Excerpts from a dataset

---*---

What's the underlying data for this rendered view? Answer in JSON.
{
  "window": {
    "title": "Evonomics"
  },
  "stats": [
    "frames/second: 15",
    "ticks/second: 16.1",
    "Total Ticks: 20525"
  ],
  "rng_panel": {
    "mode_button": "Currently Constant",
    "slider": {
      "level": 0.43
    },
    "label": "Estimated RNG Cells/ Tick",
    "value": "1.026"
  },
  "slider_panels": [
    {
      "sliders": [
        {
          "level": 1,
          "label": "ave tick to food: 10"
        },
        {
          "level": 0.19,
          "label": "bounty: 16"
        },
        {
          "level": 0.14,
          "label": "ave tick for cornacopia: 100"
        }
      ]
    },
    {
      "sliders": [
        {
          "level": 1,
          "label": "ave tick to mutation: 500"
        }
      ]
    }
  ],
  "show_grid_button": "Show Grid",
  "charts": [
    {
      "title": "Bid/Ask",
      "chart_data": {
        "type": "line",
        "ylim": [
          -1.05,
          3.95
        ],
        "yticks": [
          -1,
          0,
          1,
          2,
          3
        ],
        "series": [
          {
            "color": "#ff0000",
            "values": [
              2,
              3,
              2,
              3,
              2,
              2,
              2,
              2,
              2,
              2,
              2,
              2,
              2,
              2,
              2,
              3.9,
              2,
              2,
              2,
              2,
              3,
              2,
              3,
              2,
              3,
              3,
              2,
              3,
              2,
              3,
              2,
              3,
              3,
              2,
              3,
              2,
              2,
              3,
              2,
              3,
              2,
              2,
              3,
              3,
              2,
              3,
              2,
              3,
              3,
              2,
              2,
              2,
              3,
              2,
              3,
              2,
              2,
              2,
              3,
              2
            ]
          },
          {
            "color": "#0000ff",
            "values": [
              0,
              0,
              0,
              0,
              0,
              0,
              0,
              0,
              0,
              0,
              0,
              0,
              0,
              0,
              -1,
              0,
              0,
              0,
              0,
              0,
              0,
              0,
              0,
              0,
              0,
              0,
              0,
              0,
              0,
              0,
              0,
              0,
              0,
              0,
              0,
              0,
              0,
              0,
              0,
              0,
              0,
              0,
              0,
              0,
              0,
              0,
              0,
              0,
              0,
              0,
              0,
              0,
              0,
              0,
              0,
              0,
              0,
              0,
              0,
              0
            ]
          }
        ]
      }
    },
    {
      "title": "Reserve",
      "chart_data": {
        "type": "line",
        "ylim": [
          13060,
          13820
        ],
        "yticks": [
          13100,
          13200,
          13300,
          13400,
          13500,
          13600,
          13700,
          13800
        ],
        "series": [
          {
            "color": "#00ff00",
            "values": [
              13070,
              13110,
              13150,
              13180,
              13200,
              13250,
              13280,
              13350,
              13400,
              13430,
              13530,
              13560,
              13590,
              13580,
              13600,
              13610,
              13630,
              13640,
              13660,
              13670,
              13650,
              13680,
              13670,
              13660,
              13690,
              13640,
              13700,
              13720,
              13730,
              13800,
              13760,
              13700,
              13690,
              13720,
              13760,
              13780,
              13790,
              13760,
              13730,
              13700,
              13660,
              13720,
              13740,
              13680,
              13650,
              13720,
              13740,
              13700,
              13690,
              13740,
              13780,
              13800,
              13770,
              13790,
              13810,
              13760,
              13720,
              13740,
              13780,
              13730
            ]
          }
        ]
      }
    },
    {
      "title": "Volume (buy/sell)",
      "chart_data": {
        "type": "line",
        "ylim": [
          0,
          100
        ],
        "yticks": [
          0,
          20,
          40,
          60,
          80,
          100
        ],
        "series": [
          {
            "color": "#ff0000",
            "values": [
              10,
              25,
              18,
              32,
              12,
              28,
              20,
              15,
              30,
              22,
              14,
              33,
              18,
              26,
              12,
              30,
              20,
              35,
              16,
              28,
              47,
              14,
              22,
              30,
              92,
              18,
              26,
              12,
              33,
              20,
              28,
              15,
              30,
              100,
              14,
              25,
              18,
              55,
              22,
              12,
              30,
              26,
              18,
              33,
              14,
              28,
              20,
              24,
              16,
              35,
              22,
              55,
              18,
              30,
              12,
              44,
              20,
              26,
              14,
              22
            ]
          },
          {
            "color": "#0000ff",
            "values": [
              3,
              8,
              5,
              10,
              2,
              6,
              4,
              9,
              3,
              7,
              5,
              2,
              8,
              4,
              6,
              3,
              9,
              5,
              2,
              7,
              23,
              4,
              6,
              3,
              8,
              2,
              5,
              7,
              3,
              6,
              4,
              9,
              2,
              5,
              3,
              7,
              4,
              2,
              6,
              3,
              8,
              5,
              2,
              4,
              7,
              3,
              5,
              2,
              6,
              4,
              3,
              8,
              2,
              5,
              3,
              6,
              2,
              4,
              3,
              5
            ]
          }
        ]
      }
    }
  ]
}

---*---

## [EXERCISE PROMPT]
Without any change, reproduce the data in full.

## [EXERCISE RESPONSE]
What's the underlying data for this rendered view? Answer in JSON.
{
  "window": {
    "title": "Evonomics"
  },
  "stats": [
    "frames/second: 15",
    "ticks/second: 16.1",
    "Total Ticks: 20525"
  ],
  "rng_panel": {
    "mode_button": "Currently Constant",
    "slider": {
      "level": 0.43
    },
    "label": "Estimated RNG Cells/ Tick",
    "value": "1.026"
  },
  "slider_panels": [
    {
      "sliders": [
        {
          "level": 1,
          "label": "ave tick to food: 10"
        },
        {
          "level": 0.19,
          "label": "bounty: 16"
        },
        {
          "level": 0.14,
          "label": "ave tick for cornacopia: 100"
        }
      ]
    },
    {
      "sliders": [
        {
          "level": 1,
          "label": "ave tick to mutation: 500"
        }
      ]
    }
  ],
  "show_grid_button": "Show Grid",
  "charts": [
    {
      "title": "Bid/Ask",
      "chart_data": {
        "type": "line",
        "ylim": [
          -1.05,
          3.95
        ],
        "yticks": [
          -1,
          0,
          1,
          2,
          3
        ],
        "series": [
          {
            "color": "#ff0000",
            "values": [
              2,
              3,
              2,
              3,
              2,
              2,
              2,
              2,
              2,
              2,
              2,
              2,
              2,
              2,
              2,
              3.9,
              2,
              2,
              2,
              2,
              3,
              2,
              3,
              2,
              3,
              3,
              2,
              3,
              2,
              3,
              2,
              3,
              3,
              2,
              3,
              2,
              2,
              3,
              2,
              3,
              2,
              2,
              3,
              3,
              2,
              3,
              2,
              3,
              3,
              2,
              2,
              2,
              3,
              2,
              3,
              2,
              2,
              2,
              3,
              2
            ]
          },
          {
            "color": "#0000ff",
            "values": [
              0,
              0,
              0,
              0,
              0,
              0,
              0,
              0,
              0,
              0,
              0,
              0,
              0,
              0,
              -1,
              0,
              0,
              0,
              0,
              0,
              0,
              0,
              0,
              0,
              0,
              0,
              0,
              0,
              0,
              0,
              0,
              0,
              0,
              0,
              0,
              0,
              0,
              0,
              0,
              0,
              0,
              0,
              0,
              0,
              0,
              0,
              0,
              0,
              0,
              0,
              0,
              0,
              0,
              0,
              0,
              0,
              0,
              0,
              0,
              0
            ]
          }
        ]
      }
    },
    {
      "title": "Reserve",
      "chart_data": {
        "type": "line",
        "ylim": [
          13060,
          13820
        ],
        "yticks": [
          13100,
          13200,
          13300,
          13400,
          13500,
          13600,
          13700,
          13800
        ],
        "series": [
          {
            "color": "#00ff00",
            "values": [
              13070,
              13110,
              13150,
              13180,
              13200,
              13250,
              13280,
              13350,
              13400,
              13430,
              13530,
              13560,
              13590,
              13580,
              13600,
              13610,
              13630,
              13640,
              13660,
              13670,
              13650,
              13680,
              13670,
              13660,
              13690,
              13640,
              13700,
              13720,
              13730,
              13800,
              13760,
              13700,
              13690,
              13720,
              13760,
              13780,
              13790,
              13760,
              13730,
              13700,
              13660,
              13720,
              13740,
              13680,
              13650,
              13720,
              13740,
              13700,
              13690,
              13740,
              13780,
              13800,
              13770,
              13790,
              13810,
              13760,
              13720,
              13740,
              13780,
              13730
            ]
          }
        ]
      }
    },
    {
      "title": "Volume (buy/sell)",
      "chart_data": {
        "type": "line",
        "ylim": [
          0,
          100
        ],
        "yticks": [
          0,
          20,
          40,
          60,
          80,
          100
        ],
        "series": [
          {
            "color": "#ff0000",
            "values": [
              10,
              25,
              18,
              32,
              12,
              28,
              20,
              15,
              30,
              22,
              14,
              33,
              18,
              26,
              12,
              30,
              20,
              35,
              16,
              28,
              47,
              14,
              22,
              30,
              92,
              18,
              26,
              12,
              33,
              20,
              28,
              15,
              30,
              100,
              14,
              25,
              18,
              55,
              22,
              12,
              30,
              26,
              18,
              33,
              14,
              28,
              20,
              24,
              16,
              35,
              22,
              55,
              18,
              30,
              12,
              44,
              20,
              26,
              14,
              22
            ]
          },
          {
            "color": "#0000ff",
            "values": [
              3,
              8,
              5,
              10,
              2,
              6,
              4,
              9,
              3,
              7,
              5,
              2,
              8,
              4,
              6,
              3,
              9,
              5,
              2,
              7,
              23,
              4,
              6,
              3,
              8,
              2,
              5,
              7,
              3,
              6,
              4,
              9,
              2,
              5,
              3,
              7,
              4,
              2,
              6,
              3,
              8,
              5,
              2,
              4,
              7,
              3,
              5,
              2,
              6,
              4,
              3,
              8,
              2,
              5,
              3,
              6,
              2,
              4,
              3,
              5
            ]
          }
        ]
      }
    }
  ]
}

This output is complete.